My PhD reads psychology, not economics, so I won't bet the house on the Bush stimulus package's chances of preventing or softening a recession.
But I have counseled and coached many who were outright terminated, downsized out, or who feared a pink slip in their next pay envelope. The conversations typically move from money to the things that more fundamentally bring us fulfillment -- or that should. The menu usually includes priority setting and value re-ordering, with a healthy side of blessing counting.
Fear of job loss or not, times like these are ripe for thinking ahead to how we'll feel, and what we'll do when we retire, and the regular paycheck stops. (Yes, there are Social Security checks, pension benefits and annuity streams. But trust me, none of these feel as "earned" as a paycheck.)
Digging down into what really fulfills you through work will shine a light on not just what you want to do next, but also on the kind of work style you prefer.
You may hate your job, but you may love collaborating to get tasks done. Maybe you're happiest working alone, door shut, content to find the answers on your own. Perhaps you're best when given opportunities to lead and inspire others.
Gaining insights like these can help you identify options other that your current job, or even career. And it will remind you that if you do lose your job, the earth will continue to turn. The very act of making a "what's next" plan (let alone finalizing and carrying it out) can make you feel more in control, and less under stress.
During times like these, people talk more about starting something on their own. Many, indeed, can thrive with their own business. But others – even the most well-financed others – may soon realize running their own show isn't for them. Most often, people neglect to examine what being one's own boss really means: having few others to blame (or praise), and what it feels like to meet a weekly payroll, are but two things worth pondering.
After some healthy introspection and discussion, maybe you'll realize it's not "on your own" that you want next, but perhaps "smaller, and simpler."
Like investing decisions – large cap, small cap, in-between cap – there's no one right answer. Taking a big position in yourself – taking stock in what you enjoy most -- may well be your best portfolio move during times like these.
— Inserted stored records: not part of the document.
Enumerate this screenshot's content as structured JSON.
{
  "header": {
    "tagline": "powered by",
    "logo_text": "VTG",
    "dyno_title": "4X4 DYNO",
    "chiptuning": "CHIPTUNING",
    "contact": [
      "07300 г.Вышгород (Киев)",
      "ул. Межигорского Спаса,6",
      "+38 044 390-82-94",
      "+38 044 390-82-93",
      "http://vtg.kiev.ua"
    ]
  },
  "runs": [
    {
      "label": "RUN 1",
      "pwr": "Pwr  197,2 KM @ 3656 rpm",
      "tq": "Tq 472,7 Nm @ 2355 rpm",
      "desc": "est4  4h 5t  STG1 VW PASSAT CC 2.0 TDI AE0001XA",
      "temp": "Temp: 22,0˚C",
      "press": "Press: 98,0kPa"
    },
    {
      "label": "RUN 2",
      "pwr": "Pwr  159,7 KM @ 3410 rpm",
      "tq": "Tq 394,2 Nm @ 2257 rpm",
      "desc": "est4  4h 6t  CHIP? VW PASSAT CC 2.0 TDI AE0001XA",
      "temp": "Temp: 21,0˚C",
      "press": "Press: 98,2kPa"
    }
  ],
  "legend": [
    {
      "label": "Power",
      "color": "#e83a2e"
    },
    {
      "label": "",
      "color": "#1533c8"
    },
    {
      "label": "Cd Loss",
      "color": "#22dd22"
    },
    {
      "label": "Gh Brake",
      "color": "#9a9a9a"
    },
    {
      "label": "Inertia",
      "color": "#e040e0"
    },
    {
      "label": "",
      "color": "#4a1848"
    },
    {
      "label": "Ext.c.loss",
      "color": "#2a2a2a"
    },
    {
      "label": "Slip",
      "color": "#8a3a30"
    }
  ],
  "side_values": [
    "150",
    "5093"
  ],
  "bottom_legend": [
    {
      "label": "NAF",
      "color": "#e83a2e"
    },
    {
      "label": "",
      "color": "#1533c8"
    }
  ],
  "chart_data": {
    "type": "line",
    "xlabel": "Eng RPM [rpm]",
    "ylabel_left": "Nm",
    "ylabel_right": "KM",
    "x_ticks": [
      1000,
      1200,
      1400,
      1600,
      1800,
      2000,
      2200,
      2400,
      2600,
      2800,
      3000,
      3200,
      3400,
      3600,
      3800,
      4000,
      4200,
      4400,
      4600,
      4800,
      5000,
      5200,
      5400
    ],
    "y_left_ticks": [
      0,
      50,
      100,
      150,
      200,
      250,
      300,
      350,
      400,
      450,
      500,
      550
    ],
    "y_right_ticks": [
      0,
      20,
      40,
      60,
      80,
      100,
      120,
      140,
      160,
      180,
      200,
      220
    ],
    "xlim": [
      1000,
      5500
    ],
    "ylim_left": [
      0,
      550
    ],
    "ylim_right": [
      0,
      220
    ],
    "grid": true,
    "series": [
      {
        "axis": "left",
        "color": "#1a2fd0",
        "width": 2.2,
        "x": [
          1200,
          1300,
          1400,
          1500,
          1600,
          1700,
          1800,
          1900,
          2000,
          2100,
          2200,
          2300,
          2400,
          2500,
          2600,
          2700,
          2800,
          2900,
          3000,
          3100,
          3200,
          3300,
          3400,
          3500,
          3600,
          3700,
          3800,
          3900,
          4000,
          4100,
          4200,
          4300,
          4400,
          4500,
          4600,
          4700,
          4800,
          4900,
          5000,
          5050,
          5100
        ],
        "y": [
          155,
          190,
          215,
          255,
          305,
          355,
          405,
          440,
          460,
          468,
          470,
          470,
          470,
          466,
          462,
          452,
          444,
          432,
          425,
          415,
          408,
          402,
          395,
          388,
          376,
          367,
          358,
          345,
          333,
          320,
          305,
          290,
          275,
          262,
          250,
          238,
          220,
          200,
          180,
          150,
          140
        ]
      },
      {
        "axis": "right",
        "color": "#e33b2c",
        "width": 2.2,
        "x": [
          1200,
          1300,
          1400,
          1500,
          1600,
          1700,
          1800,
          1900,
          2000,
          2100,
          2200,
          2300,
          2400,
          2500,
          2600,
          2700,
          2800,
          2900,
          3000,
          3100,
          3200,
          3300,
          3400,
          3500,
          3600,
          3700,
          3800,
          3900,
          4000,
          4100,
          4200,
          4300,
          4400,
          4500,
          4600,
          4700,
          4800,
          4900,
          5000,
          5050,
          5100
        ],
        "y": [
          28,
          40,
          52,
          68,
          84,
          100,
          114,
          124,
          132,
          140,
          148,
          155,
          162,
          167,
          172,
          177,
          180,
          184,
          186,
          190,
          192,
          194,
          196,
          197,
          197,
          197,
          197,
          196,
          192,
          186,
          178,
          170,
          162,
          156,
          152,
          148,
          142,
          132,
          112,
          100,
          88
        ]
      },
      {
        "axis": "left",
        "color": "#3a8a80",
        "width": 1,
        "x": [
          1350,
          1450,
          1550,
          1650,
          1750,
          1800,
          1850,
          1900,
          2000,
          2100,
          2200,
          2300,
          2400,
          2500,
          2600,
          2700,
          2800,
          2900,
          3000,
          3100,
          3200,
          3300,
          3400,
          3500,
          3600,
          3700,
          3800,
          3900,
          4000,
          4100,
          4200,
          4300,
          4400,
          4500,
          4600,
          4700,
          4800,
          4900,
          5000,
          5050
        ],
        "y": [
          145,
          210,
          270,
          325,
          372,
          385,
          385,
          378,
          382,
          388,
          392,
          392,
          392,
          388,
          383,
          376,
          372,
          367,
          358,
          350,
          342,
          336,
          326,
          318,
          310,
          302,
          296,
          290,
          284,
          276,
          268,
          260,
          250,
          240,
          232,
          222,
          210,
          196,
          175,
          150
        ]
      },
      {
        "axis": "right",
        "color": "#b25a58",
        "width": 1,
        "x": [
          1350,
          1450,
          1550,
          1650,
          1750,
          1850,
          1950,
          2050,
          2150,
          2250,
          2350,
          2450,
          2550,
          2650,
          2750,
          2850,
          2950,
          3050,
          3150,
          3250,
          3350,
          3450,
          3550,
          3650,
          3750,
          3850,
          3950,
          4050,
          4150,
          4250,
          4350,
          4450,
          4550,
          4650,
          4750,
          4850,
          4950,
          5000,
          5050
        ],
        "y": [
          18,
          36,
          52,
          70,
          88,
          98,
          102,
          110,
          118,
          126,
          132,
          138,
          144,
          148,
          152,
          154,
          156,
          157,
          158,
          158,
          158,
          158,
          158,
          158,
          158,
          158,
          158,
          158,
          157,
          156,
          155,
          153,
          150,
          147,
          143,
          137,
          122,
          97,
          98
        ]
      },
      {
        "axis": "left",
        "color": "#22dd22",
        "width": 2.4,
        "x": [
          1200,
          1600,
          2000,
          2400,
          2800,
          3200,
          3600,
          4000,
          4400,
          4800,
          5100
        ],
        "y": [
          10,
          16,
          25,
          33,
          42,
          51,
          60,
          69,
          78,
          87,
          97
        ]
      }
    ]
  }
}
It may well be the only guaranteed, recession-proof way to invest.
Randy Burnham is a Westport, CT-based clinical psychologist and co-founder of My Next Phase (www.mynextphase.com), a consulting firm expert in non-financial planning products and processes.